Task to carry out » All of the data needs to be repeated exactly.

Entries taken from a collection »
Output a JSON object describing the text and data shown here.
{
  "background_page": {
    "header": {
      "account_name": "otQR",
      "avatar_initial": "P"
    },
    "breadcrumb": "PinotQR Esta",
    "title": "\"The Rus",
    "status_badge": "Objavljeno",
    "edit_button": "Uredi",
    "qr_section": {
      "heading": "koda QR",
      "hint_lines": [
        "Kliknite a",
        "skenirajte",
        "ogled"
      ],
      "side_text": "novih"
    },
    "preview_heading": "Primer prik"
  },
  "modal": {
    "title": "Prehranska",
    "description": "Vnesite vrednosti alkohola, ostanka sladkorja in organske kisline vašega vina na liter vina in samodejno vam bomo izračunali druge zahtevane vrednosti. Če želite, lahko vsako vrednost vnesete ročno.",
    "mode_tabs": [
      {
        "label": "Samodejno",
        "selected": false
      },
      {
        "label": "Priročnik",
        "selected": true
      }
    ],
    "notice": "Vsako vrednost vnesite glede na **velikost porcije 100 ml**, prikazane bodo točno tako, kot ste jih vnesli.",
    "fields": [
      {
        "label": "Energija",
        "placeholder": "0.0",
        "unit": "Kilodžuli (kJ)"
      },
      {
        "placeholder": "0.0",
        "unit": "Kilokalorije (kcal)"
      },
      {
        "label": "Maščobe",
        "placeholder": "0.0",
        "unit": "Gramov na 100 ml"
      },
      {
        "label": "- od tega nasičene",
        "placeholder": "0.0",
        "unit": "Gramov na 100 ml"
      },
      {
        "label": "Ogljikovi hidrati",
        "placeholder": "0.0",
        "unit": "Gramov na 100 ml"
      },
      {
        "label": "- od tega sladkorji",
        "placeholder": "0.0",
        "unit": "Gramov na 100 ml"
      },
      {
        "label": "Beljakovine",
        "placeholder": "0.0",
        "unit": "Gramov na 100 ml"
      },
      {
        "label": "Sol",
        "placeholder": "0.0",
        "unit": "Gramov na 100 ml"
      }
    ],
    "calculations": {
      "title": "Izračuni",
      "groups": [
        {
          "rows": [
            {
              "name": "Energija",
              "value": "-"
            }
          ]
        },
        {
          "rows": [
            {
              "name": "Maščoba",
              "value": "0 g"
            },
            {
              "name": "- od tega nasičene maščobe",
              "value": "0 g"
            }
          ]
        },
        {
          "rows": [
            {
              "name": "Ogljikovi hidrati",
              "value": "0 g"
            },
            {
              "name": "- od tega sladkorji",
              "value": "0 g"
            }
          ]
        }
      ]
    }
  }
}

Output for this exercise »
Output a JSON object describing the text and data shown here.
{
  "background_page": {
    "header": {
      "account_name": "otQR",
      "avatar_initial": "P"
    },
    "breadcrumb": "PinotQR Esta",
    "title": "\"The Rus",
    "status_badge": "Objavljeno",
    "edit_button": "Uredi",
    "qr_section": {
      "heading": "koda QR",
      "hint_lines": [
        "Kliknite a",
        "skenirajte",
        "ogled"
      ],
      "side_text": "novih"
    },
    "preview_heading": "Primer prik"
  },
  "modal": {
    "title": "Prehranska",
    "description": "Vnesite vrednosti alkohola, ostanka sladkorja in organske kisline vašega vina na liter vina in samodejno vam bomo izračunali druge zahtevane vrednosti. Če želite, lahko vsako vrednost vnesete ročno.",
    "mode_tabs": [
      {
        "label": "Samodejno",
        "selected": false
      },
      {
        "label": "Priročnik",
        "selected": true
      }
    ],
    "notice": "Vsako vrednost vnesite glede na **velikost porcije 100 ml**, prikazane bodo točno tako, kot ste jih vnesli.",
    "fields": [
      {
        "label": "Energija",
        "placeholder": "0.0",
        "unit": "Kilodžuli (kJ)"
      },
      {
        "placeholder": "0.0",
        "unit": "Kilokalorije (kcal)"
      },
      {
        "label": "Maščobe",
        "placeholder": "0.0",
        "unit": "Gramov na 100 ml"
      },
      {
        "label": "- od tega nasičene",
        "placeholder": "0.0",
        "unit": "Gramov na 100 ml"
      },
      {
        "label": "Ogljikovi hidrati",
        "placeholder": "0.0",
        "unit": "Gramov na 100 ml"
      },
      {
        "label": "- od tega sladkorji",
        "placeholder": "0.0",
        "unit": "Gramov na 100 ml"
      },
      {
        "label": "Beljakovine",
        "placeholder": "0.0",
        "unit": "Gramov na 100 ml"
      },
      {
        "label": "Sol",
        "placeholder": "0.0",
        "unit": "Gramov na 100 ml"
      }
    ],
    "calculations": {
      "title": "Izračuni",
      "groups": [
        {
          "rows": [
            {
              "name": "Energija",
              "value": "-"
            }
          ]
        },
        {
          "rows": [
            {
              "name": "Maščoba",
              "value": "0 g"
            },
            {
              "name": "- od tega nasičene maščobe",
              "value": "0 g"
            }
          ]
        },
        {
          "rows": [
            {
              "name": "Ogljikovi hidrati",
              "value": "0 g"
            },
            {
              "name": "- od tega sladkorji",
              "value": "0 g"
            }
          ]
        }
      ]
    }
  }
}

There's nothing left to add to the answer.